Remove baseboards to pull back wall-to-wall carpeting and padding and examine the bottom. Circles usually indicate mildew spots. Black mold will be obvious as dark stains.


Research by the Carpet and Rug Institute shows that mildew is as much a function of dirt as it is of moisture. After all, not only does fungi need moisture but it needs food, and dirt and dust are often its food. So, whenever you dry out an area, thoroughly clean it, too.

Check and Repair Leaky Pipes

Your home is laced with pipes everywhere, starting with the water shutoff (where the water line enters the home, moving to the water heater, and back out again to bathrooms and the kitchen. Soil stacks carry unpleasant odors out of the house and equalize pressure on the pipes.
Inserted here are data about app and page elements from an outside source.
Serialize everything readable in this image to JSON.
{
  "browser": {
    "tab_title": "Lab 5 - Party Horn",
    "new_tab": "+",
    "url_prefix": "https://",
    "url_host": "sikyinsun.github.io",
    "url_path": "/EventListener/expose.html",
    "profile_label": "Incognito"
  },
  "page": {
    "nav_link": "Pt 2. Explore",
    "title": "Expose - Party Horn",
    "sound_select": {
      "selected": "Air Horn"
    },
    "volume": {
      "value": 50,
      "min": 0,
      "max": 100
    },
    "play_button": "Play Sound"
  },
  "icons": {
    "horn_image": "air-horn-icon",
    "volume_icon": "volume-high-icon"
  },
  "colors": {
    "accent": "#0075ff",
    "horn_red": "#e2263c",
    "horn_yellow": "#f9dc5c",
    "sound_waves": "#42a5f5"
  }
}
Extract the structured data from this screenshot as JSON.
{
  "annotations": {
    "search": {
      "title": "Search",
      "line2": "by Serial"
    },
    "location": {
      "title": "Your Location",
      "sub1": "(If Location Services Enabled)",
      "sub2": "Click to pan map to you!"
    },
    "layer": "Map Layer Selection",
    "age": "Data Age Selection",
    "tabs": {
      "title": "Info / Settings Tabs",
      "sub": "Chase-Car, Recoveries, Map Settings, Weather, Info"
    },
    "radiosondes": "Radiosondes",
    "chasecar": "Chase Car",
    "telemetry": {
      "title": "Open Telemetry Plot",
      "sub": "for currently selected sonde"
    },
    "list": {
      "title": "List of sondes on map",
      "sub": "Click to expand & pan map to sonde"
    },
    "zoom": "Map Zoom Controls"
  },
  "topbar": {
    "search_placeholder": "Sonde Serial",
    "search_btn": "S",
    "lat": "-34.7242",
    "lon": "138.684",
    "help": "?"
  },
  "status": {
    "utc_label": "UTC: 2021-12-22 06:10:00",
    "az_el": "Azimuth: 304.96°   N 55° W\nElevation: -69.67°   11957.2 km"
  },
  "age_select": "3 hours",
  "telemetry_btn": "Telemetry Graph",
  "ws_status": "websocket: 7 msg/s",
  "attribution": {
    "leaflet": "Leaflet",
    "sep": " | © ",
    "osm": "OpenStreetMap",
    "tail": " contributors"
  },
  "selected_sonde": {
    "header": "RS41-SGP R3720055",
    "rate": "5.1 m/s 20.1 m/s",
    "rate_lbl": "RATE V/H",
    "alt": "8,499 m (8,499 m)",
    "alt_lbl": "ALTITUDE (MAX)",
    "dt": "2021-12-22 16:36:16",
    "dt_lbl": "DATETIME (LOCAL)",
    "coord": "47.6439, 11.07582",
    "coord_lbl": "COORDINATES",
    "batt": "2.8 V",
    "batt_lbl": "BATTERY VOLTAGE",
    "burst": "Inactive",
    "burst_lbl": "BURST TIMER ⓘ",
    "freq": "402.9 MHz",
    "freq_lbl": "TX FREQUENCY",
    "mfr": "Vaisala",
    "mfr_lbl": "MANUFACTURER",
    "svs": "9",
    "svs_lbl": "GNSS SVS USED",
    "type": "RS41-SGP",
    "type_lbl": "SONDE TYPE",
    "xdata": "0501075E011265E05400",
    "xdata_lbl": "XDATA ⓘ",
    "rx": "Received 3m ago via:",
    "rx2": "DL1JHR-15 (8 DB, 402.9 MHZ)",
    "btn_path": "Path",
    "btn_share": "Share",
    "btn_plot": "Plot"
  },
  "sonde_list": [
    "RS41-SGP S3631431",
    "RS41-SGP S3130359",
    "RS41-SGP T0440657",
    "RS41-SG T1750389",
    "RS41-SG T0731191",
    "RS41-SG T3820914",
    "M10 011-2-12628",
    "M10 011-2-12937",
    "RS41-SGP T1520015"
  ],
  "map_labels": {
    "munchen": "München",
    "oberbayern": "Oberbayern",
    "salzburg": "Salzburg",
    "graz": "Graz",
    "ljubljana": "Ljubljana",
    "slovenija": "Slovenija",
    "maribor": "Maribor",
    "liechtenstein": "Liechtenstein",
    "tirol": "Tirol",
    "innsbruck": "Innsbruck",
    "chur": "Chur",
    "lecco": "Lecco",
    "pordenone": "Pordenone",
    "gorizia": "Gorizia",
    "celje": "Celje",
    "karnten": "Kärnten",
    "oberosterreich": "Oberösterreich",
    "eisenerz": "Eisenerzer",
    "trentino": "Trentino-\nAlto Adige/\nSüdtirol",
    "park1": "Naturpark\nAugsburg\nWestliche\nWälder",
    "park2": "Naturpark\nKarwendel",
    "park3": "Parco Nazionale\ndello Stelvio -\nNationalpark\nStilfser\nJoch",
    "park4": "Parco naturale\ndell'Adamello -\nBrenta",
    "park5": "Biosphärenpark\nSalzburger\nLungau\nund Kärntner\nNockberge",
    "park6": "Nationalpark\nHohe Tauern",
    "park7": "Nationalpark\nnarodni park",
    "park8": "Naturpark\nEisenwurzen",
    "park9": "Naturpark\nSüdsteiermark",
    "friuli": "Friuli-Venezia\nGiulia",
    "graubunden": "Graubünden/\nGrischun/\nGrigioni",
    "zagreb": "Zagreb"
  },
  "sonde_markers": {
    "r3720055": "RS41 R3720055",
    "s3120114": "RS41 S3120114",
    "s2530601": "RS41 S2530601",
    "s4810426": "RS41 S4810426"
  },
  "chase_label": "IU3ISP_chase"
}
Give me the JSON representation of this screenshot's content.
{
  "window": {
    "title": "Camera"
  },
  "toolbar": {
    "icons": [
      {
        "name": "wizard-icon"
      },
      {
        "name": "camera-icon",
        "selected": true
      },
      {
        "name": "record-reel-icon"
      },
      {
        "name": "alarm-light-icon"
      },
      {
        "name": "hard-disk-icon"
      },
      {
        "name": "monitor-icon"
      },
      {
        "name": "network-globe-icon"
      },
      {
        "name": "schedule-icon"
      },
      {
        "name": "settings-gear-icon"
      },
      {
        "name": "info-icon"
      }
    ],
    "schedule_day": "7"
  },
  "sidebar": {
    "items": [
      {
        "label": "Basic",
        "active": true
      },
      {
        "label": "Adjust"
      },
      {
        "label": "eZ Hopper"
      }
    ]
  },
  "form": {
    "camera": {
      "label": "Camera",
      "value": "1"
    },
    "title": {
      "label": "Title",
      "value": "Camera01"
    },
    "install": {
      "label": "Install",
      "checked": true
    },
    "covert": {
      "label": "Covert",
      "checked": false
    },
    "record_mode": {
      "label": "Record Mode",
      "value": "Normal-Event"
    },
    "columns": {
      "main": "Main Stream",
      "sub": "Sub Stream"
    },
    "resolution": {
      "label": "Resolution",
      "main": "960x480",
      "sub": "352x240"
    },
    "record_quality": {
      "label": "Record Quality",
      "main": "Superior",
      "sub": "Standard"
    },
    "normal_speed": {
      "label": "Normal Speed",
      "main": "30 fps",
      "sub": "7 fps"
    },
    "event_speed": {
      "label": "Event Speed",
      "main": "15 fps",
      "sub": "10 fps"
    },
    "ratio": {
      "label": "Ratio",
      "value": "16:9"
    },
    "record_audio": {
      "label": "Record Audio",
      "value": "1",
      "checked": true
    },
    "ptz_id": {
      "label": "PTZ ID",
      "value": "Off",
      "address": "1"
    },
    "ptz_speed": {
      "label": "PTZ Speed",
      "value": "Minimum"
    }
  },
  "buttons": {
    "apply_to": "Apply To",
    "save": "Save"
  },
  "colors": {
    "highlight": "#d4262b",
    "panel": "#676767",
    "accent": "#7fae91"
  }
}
Inspect all visible pipes for leaks. Hidden pipes may run through ceilings and leak onto the drywall. It's often worthwhile to hire a plumber to also check for pipe leaks.

Hire a Pest Control Company

For the occasional mouse or two, set traps. But if you have a persistent problem with rodents and insects, you may want to place your home under a pest control contract.

After an initial treatment, pest control technicians return on a regular basis. Pest control contracts are also important to have in place if you intend to sell your home, as they can often be a condition of sale.

Clean Any Iron Ochre

Wearing waterproof gloves, use a putty knife to scrape away large portions of the iron ochre slime. Follow with a rust remover. Likely, you will not be able to remove all of the color stains. But the majority of the odor-producing iron ochre will be gone.